» **EXERCISE DETAILS**:
From the entries below, copy out all lines holding "background".

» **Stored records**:
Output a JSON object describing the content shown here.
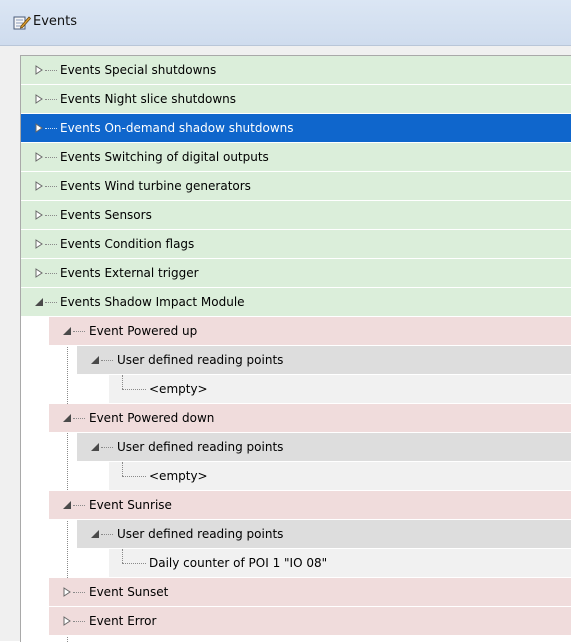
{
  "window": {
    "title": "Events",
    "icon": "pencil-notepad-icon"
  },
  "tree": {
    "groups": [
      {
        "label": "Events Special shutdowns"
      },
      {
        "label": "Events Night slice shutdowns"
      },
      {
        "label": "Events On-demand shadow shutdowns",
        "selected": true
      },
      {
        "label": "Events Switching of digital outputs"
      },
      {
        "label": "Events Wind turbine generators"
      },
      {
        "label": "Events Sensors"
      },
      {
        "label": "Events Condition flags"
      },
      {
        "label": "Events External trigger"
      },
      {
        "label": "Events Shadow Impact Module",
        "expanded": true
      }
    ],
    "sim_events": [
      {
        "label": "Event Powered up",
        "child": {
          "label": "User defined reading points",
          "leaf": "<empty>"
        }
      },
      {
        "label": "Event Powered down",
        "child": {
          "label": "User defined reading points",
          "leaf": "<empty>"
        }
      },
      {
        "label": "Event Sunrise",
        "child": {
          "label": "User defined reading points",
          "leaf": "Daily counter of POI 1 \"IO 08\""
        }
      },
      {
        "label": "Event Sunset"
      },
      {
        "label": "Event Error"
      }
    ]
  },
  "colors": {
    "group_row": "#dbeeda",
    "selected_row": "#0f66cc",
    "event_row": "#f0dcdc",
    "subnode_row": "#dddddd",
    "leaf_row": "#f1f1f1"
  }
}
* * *
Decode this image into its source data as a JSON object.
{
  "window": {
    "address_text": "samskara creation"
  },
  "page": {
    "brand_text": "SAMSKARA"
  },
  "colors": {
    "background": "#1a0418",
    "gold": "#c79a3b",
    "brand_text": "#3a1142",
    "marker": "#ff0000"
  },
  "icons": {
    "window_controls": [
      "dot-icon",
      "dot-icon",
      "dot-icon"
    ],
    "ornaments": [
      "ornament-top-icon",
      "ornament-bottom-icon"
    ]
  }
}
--
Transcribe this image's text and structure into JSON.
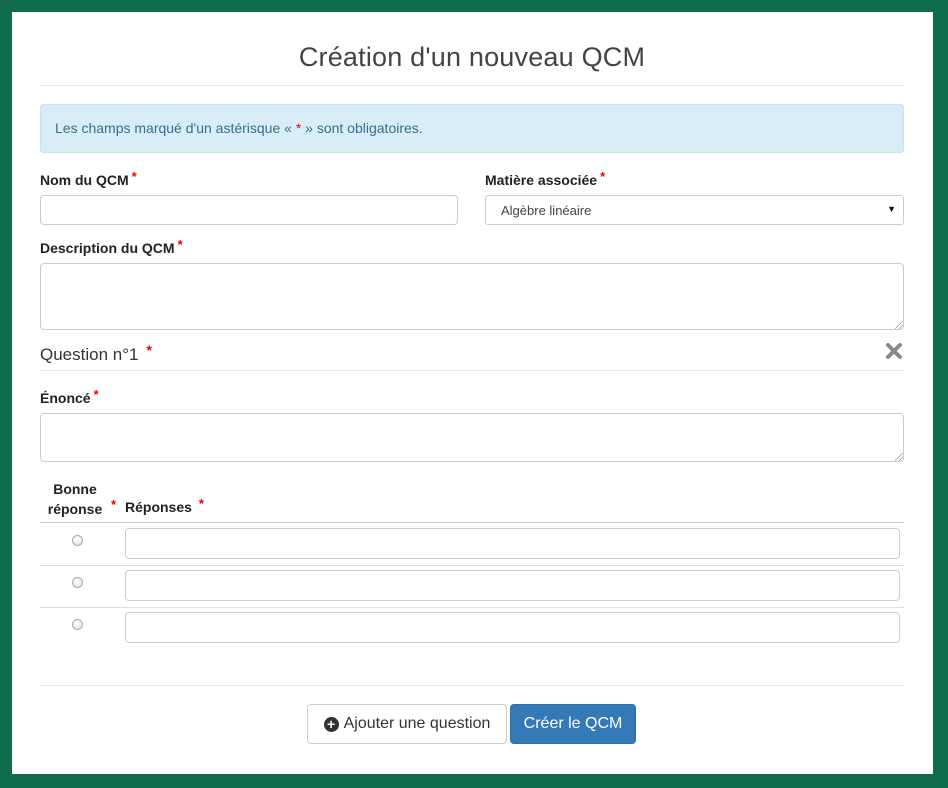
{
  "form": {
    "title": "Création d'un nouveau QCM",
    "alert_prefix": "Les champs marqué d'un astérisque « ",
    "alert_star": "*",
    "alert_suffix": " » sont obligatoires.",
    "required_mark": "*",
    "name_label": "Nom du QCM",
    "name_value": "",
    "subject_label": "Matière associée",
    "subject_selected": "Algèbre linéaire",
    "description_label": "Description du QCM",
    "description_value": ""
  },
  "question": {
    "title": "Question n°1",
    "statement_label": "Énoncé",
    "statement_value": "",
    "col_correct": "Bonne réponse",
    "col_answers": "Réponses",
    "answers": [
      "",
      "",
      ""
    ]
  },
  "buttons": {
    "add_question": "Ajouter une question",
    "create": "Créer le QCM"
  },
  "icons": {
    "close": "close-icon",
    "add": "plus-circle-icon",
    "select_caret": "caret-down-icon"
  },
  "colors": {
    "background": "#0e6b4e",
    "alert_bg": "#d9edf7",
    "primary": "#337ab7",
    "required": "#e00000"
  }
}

» **SOLUTION**:
    "background": "#1a0418",
    "background": "#0e6b4e",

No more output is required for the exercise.